Web page and app entries:
════

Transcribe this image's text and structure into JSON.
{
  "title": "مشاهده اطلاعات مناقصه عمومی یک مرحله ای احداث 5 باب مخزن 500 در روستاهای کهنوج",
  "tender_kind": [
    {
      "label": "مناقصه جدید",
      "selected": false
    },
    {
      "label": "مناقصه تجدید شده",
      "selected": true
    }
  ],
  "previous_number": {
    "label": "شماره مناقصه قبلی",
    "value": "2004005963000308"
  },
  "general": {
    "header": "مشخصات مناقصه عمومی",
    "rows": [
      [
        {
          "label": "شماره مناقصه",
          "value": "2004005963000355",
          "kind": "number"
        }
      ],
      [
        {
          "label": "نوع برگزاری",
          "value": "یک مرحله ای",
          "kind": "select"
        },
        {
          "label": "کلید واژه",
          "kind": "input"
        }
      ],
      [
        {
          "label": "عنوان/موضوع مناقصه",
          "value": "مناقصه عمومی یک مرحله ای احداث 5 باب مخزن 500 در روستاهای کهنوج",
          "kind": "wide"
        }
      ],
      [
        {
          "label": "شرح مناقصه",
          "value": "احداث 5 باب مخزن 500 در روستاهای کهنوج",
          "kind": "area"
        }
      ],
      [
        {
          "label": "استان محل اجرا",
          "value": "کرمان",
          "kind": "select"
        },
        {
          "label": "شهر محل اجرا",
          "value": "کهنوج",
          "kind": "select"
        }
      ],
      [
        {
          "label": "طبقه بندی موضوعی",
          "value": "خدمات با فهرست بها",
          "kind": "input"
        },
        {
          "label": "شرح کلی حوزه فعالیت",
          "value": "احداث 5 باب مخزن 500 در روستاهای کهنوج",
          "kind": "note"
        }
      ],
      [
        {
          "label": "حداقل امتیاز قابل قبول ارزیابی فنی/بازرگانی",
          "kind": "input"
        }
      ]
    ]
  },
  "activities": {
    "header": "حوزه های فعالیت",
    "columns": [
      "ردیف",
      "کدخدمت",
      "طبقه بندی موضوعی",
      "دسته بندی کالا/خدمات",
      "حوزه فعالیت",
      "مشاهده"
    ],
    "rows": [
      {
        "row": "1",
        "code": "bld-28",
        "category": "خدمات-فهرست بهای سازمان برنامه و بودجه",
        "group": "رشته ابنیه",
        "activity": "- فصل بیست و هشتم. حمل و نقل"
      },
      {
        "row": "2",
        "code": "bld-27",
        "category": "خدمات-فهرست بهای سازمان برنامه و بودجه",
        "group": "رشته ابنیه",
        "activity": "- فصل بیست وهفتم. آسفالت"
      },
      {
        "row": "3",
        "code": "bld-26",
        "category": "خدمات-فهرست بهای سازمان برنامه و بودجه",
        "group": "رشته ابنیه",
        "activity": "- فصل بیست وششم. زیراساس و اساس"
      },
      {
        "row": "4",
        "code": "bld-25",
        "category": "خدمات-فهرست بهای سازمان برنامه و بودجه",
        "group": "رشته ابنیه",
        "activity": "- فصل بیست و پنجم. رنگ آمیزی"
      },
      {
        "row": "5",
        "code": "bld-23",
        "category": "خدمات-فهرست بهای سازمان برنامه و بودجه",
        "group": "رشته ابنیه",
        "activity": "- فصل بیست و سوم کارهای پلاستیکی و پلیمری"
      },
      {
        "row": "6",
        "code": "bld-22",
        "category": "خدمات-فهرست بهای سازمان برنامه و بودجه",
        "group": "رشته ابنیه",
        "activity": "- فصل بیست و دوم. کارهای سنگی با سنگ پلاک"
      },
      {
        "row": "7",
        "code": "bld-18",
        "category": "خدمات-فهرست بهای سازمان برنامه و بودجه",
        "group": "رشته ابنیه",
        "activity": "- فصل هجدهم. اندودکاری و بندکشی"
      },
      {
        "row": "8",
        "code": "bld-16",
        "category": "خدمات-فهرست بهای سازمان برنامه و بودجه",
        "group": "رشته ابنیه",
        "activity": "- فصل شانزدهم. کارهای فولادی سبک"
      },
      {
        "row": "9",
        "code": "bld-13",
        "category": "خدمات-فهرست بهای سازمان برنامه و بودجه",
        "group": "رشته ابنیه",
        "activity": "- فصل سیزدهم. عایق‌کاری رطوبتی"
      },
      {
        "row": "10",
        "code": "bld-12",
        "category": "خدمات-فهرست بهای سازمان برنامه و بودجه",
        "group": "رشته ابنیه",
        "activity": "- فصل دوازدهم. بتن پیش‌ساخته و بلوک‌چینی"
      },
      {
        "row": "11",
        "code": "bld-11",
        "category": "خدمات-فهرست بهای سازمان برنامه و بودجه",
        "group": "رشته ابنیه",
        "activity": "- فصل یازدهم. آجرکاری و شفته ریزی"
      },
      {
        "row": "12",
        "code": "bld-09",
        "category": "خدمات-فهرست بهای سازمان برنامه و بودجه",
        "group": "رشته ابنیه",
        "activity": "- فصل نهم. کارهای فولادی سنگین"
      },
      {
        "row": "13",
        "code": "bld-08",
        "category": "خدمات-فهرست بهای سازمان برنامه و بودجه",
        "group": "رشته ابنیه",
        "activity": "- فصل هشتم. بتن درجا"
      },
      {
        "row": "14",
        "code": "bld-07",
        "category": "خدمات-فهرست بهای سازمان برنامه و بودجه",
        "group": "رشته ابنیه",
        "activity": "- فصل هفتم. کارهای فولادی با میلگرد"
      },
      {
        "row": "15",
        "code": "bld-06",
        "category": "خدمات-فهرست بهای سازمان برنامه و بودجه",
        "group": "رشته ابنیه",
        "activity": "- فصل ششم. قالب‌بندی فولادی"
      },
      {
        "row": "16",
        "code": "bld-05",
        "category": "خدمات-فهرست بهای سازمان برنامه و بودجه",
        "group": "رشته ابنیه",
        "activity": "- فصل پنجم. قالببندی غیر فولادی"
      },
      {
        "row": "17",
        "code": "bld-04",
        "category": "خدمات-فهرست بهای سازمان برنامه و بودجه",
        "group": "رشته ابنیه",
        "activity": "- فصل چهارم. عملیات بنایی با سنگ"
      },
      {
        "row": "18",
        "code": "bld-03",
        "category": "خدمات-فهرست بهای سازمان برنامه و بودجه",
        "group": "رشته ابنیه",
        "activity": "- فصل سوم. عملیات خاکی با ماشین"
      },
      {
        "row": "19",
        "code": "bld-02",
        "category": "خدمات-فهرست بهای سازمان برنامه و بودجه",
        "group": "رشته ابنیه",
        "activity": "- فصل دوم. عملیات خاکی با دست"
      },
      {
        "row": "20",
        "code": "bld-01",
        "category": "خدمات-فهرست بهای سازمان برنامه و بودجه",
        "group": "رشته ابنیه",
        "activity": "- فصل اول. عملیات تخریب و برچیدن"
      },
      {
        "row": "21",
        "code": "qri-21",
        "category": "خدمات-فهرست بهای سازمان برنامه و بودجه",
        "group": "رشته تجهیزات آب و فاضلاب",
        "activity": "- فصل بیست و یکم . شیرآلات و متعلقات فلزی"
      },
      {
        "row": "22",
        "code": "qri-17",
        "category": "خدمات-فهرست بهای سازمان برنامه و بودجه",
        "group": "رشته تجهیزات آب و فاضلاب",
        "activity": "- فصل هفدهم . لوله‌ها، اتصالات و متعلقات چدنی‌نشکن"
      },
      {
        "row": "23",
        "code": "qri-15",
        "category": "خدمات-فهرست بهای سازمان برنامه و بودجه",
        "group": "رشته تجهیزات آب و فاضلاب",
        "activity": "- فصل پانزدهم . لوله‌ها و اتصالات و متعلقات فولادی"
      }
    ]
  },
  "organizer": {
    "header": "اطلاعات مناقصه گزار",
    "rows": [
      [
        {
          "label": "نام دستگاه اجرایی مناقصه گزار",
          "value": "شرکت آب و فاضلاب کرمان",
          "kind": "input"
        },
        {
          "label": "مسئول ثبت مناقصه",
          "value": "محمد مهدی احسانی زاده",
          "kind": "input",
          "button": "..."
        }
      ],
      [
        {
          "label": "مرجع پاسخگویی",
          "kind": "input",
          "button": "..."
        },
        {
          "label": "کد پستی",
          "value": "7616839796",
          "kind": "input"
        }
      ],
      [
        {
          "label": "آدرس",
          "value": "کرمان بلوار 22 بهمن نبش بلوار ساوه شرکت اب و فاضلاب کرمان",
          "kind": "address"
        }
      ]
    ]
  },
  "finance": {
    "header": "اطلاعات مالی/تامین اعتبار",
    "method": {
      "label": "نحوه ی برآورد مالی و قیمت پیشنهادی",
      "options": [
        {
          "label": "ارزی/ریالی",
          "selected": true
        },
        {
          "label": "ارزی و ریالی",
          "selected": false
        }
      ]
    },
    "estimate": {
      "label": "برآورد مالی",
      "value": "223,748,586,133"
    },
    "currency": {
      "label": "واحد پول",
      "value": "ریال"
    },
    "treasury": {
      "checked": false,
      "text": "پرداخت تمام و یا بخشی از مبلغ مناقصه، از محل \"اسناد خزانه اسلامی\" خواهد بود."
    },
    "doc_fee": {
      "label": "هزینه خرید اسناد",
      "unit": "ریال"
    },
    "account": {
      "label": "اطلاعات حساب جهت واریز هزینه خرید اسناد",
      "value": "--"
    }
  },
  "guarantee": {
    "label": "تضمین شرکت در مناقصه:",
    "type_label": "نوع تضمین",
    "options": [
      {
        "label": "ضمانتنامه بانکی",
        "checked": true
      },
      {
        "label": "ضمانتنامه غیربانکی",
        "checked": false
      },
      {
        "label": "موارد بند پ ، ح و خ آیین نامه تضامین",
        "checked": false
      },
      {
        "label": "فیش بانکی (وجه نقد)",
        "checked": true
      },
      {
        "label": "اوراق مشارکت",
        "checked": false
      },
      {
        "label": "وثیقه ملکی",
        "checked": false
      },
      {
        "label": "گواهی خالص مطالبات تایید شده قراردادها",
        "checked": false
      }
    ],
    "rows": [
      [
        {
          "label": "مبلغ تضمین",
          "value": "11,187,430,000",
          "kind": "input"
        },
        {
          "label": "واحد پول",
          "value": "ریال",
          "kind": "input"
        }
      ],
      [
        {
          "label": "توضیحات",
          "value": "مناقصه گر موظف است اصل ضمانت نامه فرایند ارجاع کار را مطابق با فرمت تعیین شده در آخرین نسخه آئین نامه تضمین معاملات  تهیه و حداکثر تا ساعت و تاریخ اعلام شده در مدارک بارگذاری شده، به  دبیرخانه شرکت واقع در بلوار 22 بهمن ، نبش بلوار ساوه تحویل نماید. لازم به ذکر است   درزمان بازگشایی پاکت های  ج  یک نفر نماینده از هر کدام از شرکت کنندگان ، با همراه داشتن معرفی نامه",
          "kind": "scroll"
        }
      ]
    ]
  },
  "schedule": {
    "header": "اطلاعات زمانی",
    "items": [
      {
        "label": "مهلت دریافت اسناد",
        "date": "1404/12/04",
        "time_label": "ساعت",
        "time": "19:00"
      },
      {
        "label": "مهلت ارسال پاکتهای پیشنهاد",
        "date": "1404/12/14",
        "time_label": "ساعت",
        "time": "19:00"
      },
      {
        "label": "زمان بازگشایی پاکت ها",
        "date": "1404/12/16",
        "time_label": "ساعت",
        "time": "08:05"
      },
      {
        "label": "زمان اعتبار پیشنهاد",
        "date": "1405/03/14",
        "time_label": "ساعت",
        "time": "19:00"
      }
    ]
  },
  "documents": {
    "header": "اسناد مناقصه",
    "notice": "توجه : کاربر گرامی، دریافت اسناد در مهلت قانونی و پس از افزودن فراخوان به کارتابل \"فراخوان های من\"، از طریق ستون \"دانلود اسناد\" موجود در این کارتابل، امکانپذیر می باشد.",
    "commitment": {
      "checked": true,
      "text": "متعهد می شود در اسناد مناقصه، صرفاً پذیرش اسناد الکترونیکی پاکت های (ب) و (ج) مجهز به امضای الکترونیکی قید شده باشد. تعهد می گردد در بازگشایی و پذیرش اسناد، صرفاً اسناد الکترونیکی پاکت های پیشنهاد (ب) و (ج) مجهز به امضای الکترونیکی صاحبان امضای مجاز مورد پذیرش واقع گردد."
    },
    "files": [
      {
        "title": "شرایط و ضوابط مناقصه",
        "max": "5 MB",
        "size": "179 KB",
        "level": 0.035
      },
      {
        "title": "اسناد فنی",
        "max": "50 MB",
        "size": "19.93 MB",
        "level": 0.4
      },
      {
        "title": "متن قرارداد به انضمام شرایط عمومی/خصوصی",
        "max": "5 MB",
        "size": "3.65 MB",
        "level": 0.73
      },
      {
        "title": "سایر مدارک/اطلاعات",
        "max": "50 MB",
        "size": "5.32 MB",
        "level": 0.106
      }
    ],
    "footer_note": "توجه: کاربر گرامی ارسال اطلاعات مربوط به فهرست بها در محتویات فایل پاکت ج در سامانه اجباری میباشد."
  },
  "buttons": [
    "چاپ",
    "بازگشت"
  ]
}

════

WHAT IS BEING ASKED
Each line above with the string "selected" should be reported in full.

RESULT FOR THIS TASK
      "selected": false
      "selected": true
          "selected": true
          "selected": false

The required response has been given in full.